Thu | Apr 29, 2021 | 2:28 PM PDT

Everyone knows a story about a kingpin in a criminal enterprise.

In the past, we have seen real-life examples like Pablo Escobar, or a TV character like Walter White, who have accumulated massive wealth through their illegal efforts. So much wealth that they end up burning a portion of their money or burying it underground because they can't possibly spend it all.

With all of that money, typically tons of cash, every kingpin needs someone who can launder their "earnings." 

But a lot of examples of these criminal masterminds are from the past. Escobar reigned in the 80s when the internet was a just a crazy thought in the back of someone's mind. Crime has changed with the times and adapted to modern technologies.

So how would someone in 2021 go about their illegal business and launder money that is mostly transferred through the Dark Web?

Bitcoin launderer arrested in Los Angeles

In the last couple years, criminal enterprises and hackers alike have used the Dark Web as a tool for buying and selling various illegal things. It's an effective way to try to hide from the government and carry out their operations without having to leave their desk.

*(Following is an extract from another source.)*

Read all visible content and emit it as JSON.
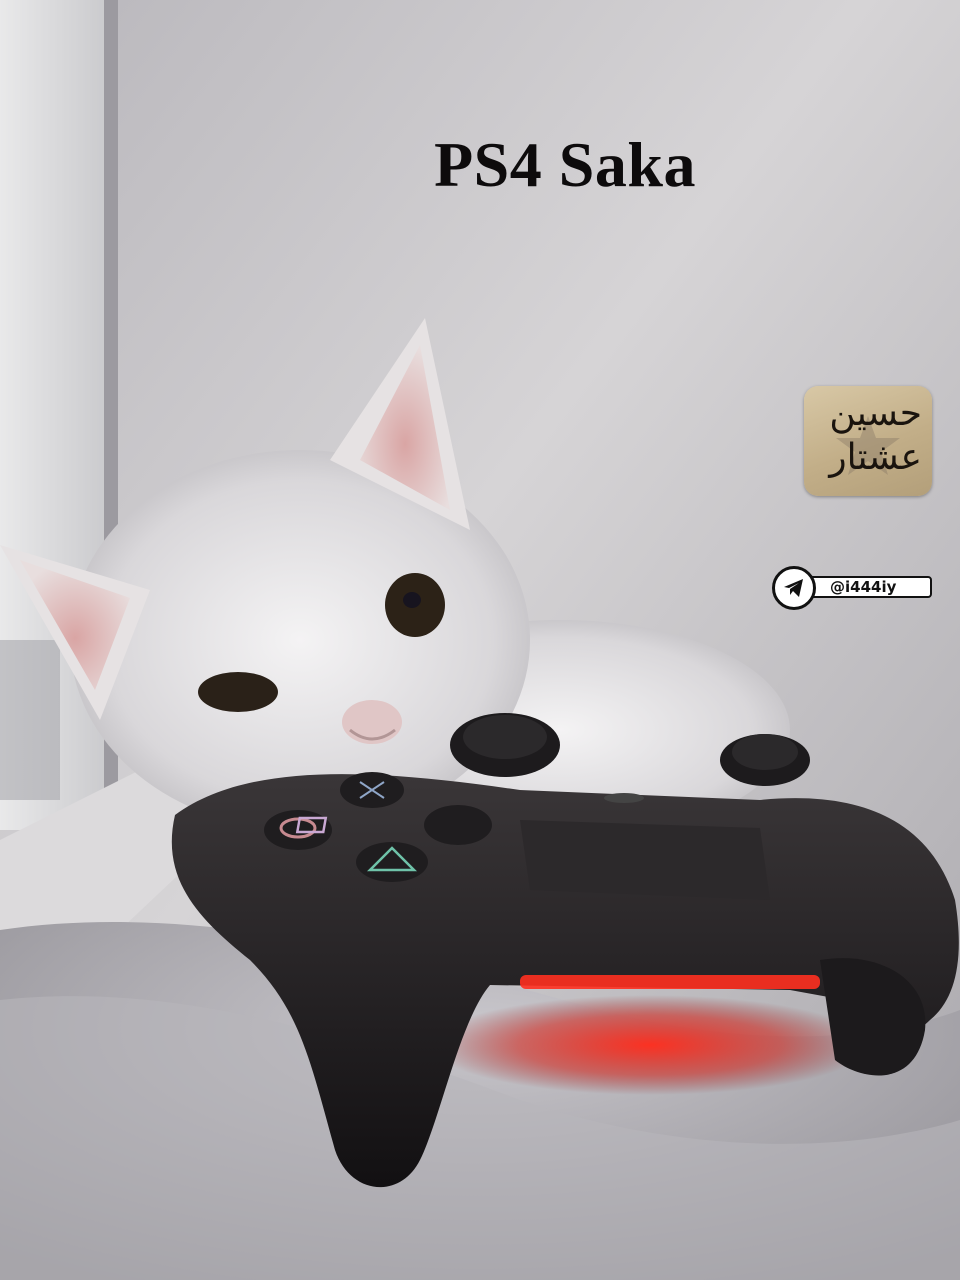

As Bitcoin has grown in value, more and more people are using it as a payment method; you can even buy a Tesla with Bitcoin. And with the staggering rise in ransomware attacks in 2020 and 2021, most hackers demand ransom payment to be made in Bitcoin or another cryptocurrency.

So, enter Roman Sterlingov, a 32-year-old Russian-Swedish national, who was recently arrested at Los Angeles International Airport. Prosecutors are charging him for his alleged operation of a major Bitcoin money laundering service on the Dark Web called Bitcoin Fog.

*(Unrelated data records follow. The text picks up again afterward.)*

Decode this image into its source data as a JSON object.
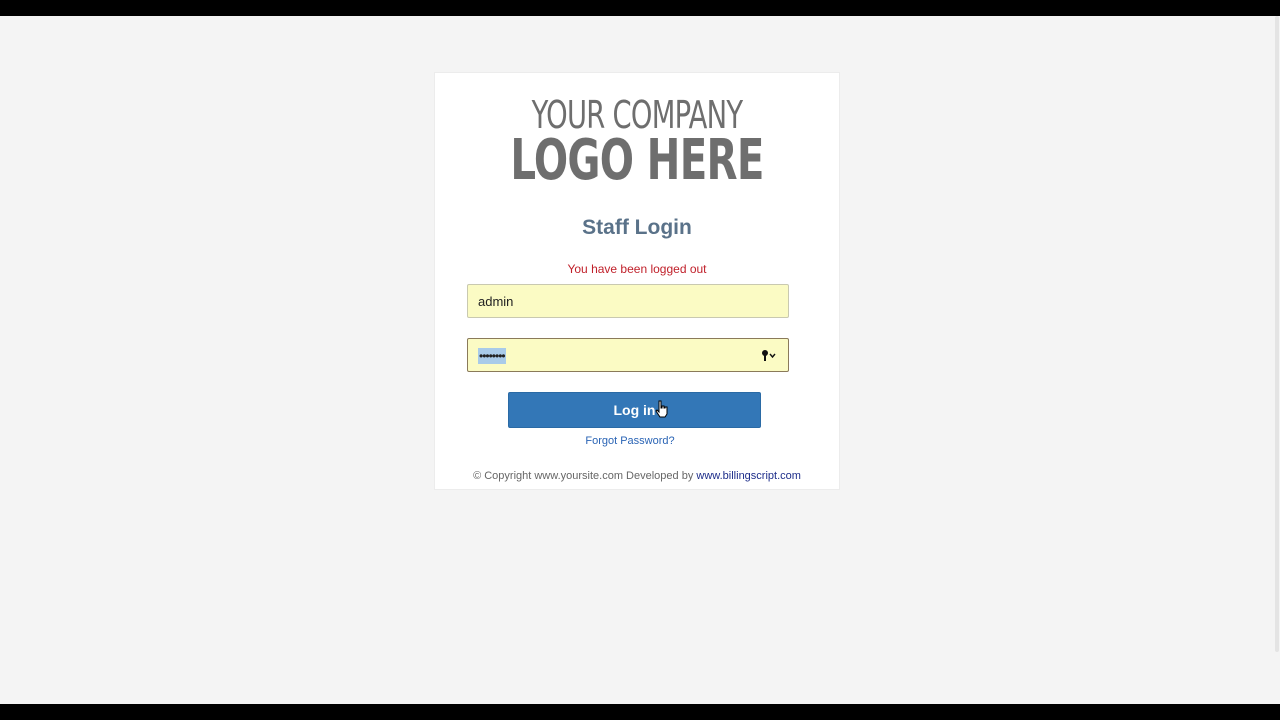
{
  "logo": {
    "line1": "YOUR COMPANY",
    "line2": "LOGO HERE"
  },
  "login": {
    "title": "Staff Login",
    "message": "You have been logged out",
    "username_value": "admin",
    "password_masked": "••••••••",
    "button_label": "Log in",
    "forgot_label": "Forgot Password?"
  },
  "footer": {
    "copyright_text": "© Copyright www.yoursite.com Developed by",
    "developer_link": "www.billingscript.com"
  },
  "icons": {
    "password_manager": "key-icon",
    "cursor": "hand-pointer-cursor"
  },
  "colors": {
    "button_bg": "#3377b7",
    "message_red": "#c0202a",
    "field_autofill_bg": "#fbfbc4",
    "title_color": "#5a7289"
  }
}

The U.S. Department of Justice (DOJ) describes his crimes like this:

"Bitcoin Fog was the longest-running cryptocurrency 'mixer,' gaining notoriety as a go-to money laundering service for criminals seeking to hide their illicit proceeds from law enforcement. Over the course of its decade-long operation, Bitcoin Fog moved over 1.2 million bitcoin —valued at approximately $335 million at the time of the transactions. The bulk of this cryptocurrency came from darknet marketplaces and was tied to illegal narcotics, computer fraud and abuse activities, and identity theft."

Those are some pretty crazy, real-life crimes that Sterlingov committed—like something straight out of a movie.

A decade worth of profits from laundering Bitcoin

According to Finance Feeds, Bitcoin Fog was found exclusively on the Dark Web and required registration to open an account. Sterlingov made money off each transaction.

"Federal prosecutors believe Sterlingov took in around $8 million in BTC for his services, getting around a 2% fee per mix on Bitcoin Fog.

According to the complaint, Mr. Sterlingov founded Bitcoin Fog in 2011 under the pseudonym Akemashite Omedetou, who advertised on BitcoinTalk that his service '[mixes] up your bitcoins in our own pool with other users' and 'can eliminate any chance of finding your payments and making it impossible to prove any connection between a deposit and a withdraw inside our service.'"

He is charged by complaint with money laundering, operating an unlicensed money transmitting business, and money transmission without a license.